• Should the state be permitted for *forcibly* treat criminal defendants and convicted offenders to achieve the internal aims of the criminal justice system?
• Should the state be permitted to *offer* treatments with such neuro-interventions in order to achieve the internal aims of the criminal justice system?
• Precisely which legal aims are we trying to secure by using neuro-interventions in these contexts — i.e. retribution, deterrence, reform, communication, etc?
• Which of the neuro-interventions that we currently use actually work, how do they work, what are their costs, and do they truly help us to achieve the aims that we think or hope they do?
• What can we learn about our own normative presuppositions – e.g. about our understanding of what retribution involves – by reflecting on the use of neuro-interventions in such contexts?
• Should people be allowed to use controlled substances like modafinil and methylphenidate, or uncontrolled substances like phenylpiracetam, and techniques like transcranial direct current stimulation of the brain – i.e. putative cognitive enhancement techniques – to improve their own mental abilities beyond normal levels, to get better grades at college, or to get a competitive advantage in the workforce?

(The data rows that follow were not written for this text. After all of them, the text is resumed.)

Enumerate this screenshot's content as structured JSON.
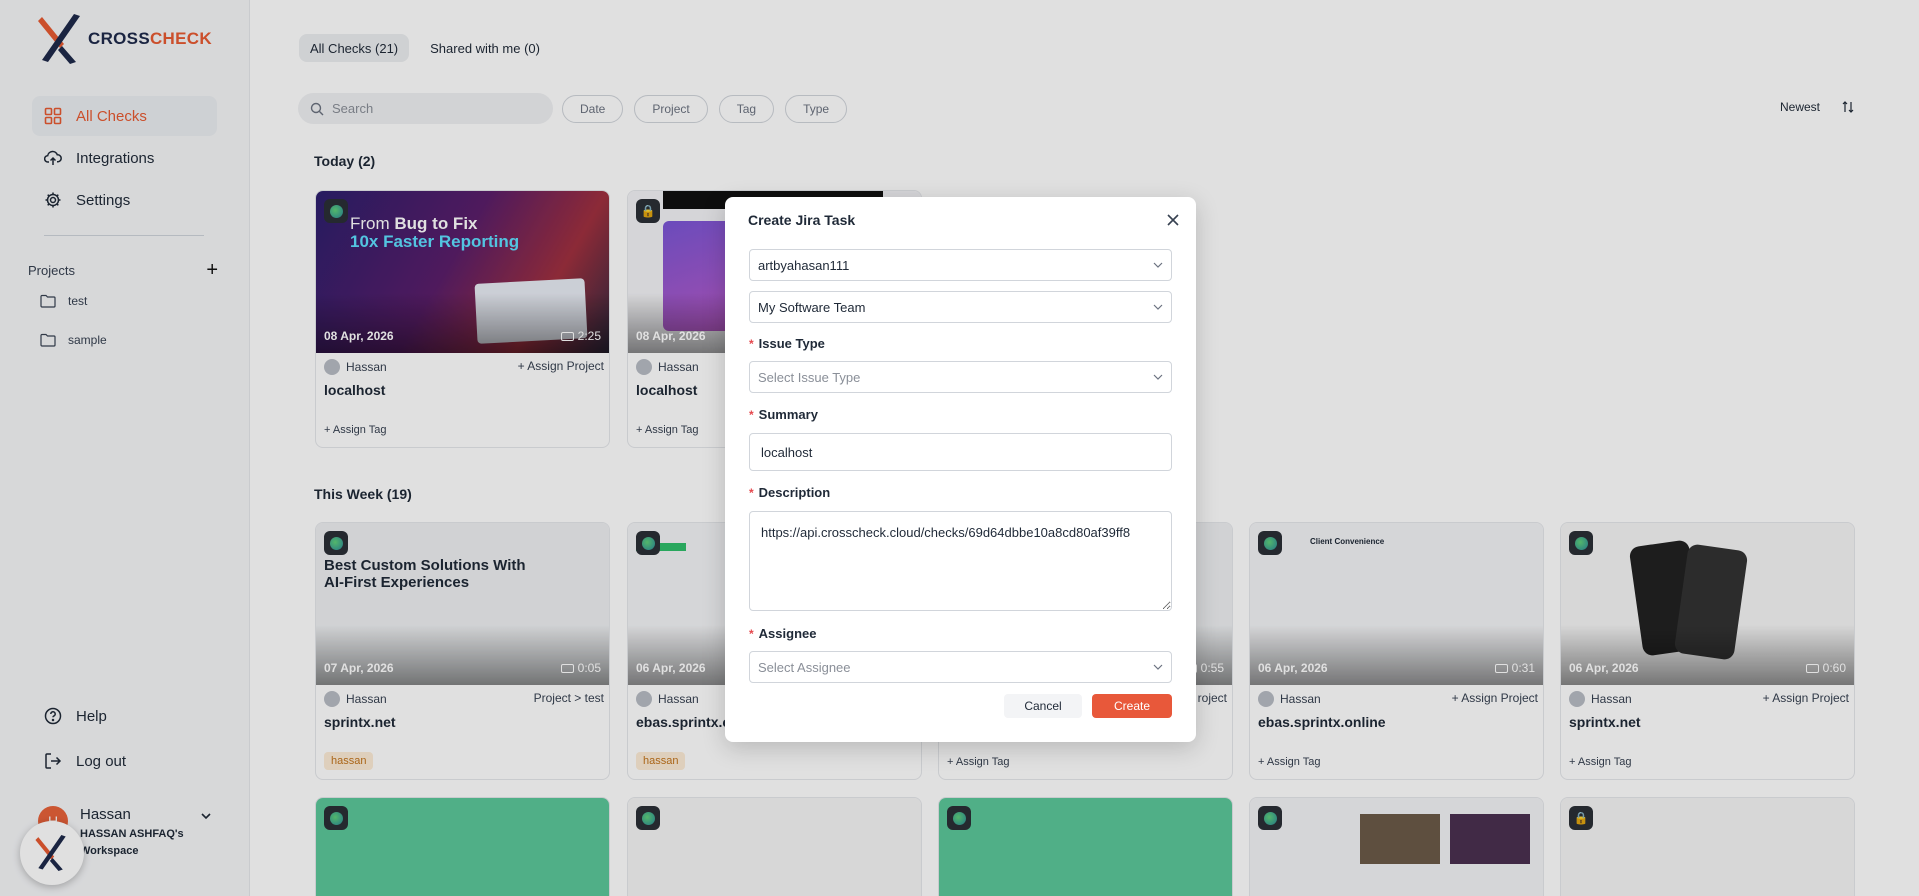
{
  "brand": {
    "part1": "CROSS",
    "part2": "CHECK",
    "accent": "#e85a32",
    "dark": "#1e2a4a"
  },
  "sidebar": {
    "nav": [
      {
        "label": "All Checks",
        "icon": "grid-icon",
        "active": true
      },
      {
        "label": "Integrations",
        "icon": "cloud-upload-icon"
      },
      {
        "label": "Settings",
        "icon": "gear-icon"
      }
    ],
    "projects_label": "Projects",
    "projects": [
      "test",
      "sample"
    ],
    "help_label": "Help",
    "logout_label": "Log out",
    "user": {
      "initial": "H",
      "name": "Hassan",
      "workspace": "HASSAN ASHFAQ's Workspace"
    }
  },
  "main": {
    "tabs": [
      "All Checks (21)",
      "Shared with me (0)"
    ],
    "search_placeholder": "Search",
    "filters": [
      "Date",
      "Project",
      "Tag",
      "Type"
    ],
    "sort_label": "Newest",
    "today": {
      "title": "Today (2)",
      "cards": [
        {
          "date": "08 Apr, 2026",
          "duration": "2:25",
          "user": "Hassan",
          "project": "+ Assign Project",
          "site": "localhost",
          "tag": "+ Assign Tag"
        },
        {
          "date": "08 Apr, 2026",
          "user": "Hassan",
          "site": "localhost",
          "tag": "+ Assign Tag"
        }
      ]
    },
    "week": {
      "title": "This Week (19)",
      "cards": [
        {
          "date": "07 Apr, 2026",
          "duration": "0:05",
          "user": "Hassan",
          "project": "Project > test",
          "site": "sprintx.net",
          "chip": "hassan"
        },
        {
          "date": "06 Apr, 2026",
          "user": "Hassan",
          "site": "ebas.sprintx.c",
          "chip": "hassan"
        },
        {
          "duration": "0:55",
          "project": "roject",
          "tag": "+ Assign Tag"
        },
        {
          "date": "06 Apr, 2026",
          "duration": "0:31",
          "user": "Hassan",
          "project": "+ Assign Project",
          "site": "ebas.sprintx.online",
          "tag": "+ Assign Tag"
        },
        {
          "date": "06 Apr, 2026",
          "duration": "0:60",
          "user": "Hassan",
          "project": "+ Assign Project",
          "site": "sprintx.net",
          "tag": "+ Assign Tag"
        }
      ]
    }
  },
  "modal": {
    "title": "Create Jira Task",
    "site_value": "artbyahasan111",
    "project_value": "My Software Team",
    "issue_type_label": "Issue Type",
    "issue_type_placeholder": "Select Issue Type",
    "summary_label": "Summary",
    "summary_value": "localhost",
    "description_label": "Description",
    "description_value": "https://api.crosscheck.cloud/checks/69d64dbbe10a8cd80af39ff8",
    "assignee_label": "Assignee",
    "assignee_placeholder": "Select Assignee",
    "cancel_label": "Cancel",
    "create_label": "Create"
  }
}
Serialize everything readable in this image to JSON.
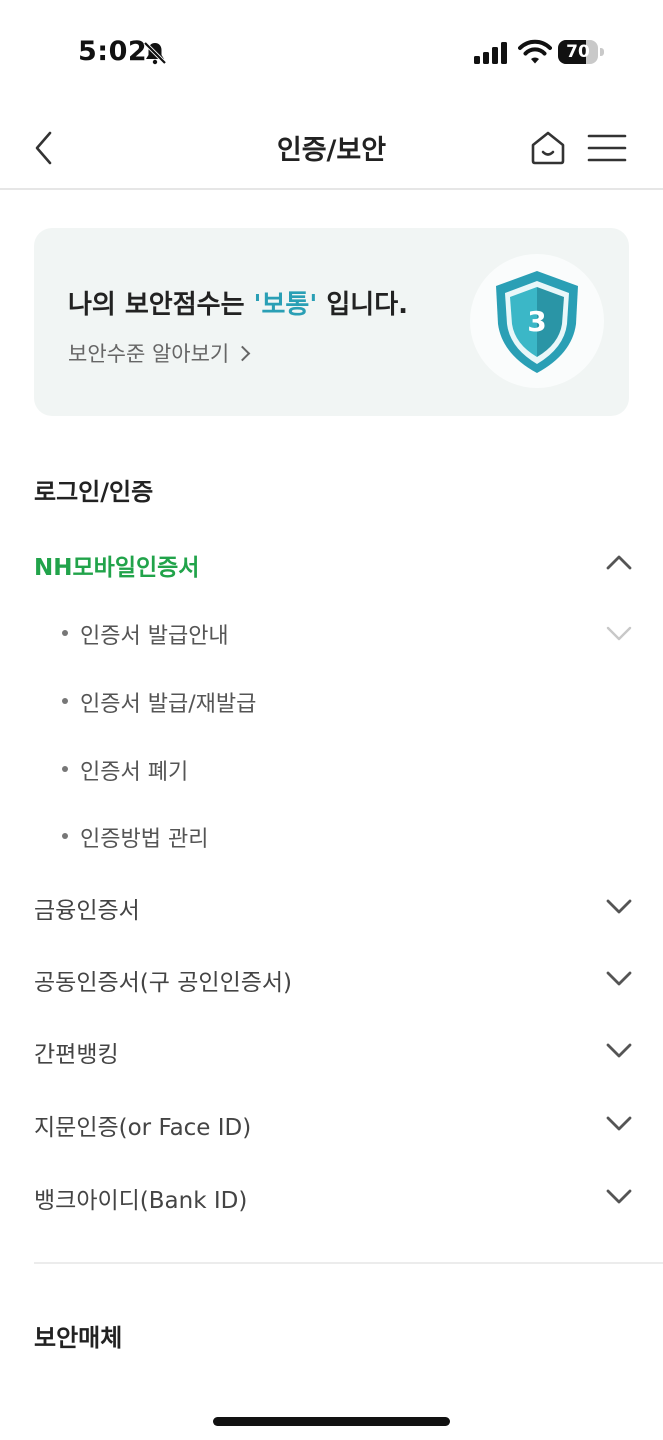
{
  "status_bar": {
    "time": "5:02",
    "battery": "70",
    "battery_level": 0.7
  },
  "header": {
    "title": "인증/보안"
  },
  "security_card": {
    "title_prefix": "나의 보안점수는 ",
    "level": "'보통'",
    "title_suffix": " 입니다.",
    "link_label": "보안수준 알아보기",
    "score": "3",
    "accent_color": "#2a9fb5"
  },
  "login_section": {
    "title": "로그인/인증",
    "groups": [
      {
        "label": "NH모바일인증서",
        "expanded": true,
        "items": [
          "인증서 발급안내",
          "인증서 발급/재발급",
          "인증서 폐기",
          "인증방법 관리"
        ]
      },
      {
        "label": "금융인증서",
        "expanded": false
      },
      {
        "label": "공동인증서(구 공인인증서)",
        "expanded": false
      },
      {
        "label": "간편뱅킹",
        "expanded": false
      },
      {
        "label": "지문인증(or Face ID)",
        "expanded": false
      },
      {
        "label": "뱅크아이디(Bank ID)",
        "expanded": false
      }
    ]
  },
  "media_section": {
    "title": "보안매체"
  },
  "colors": {
    "active": "#21a34a",
    "accent": "#2a9fb5"
  }
}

• Or, perhaps, should some people be expected to enhance themselves, and might they even be negligent if they fail to do so? For instance, surgeons performing long, cognitively demanding, and tiring operations; pilots on long-haul flights; or anyone else for that matter whose job involves high stakes and demands the highest grade performance?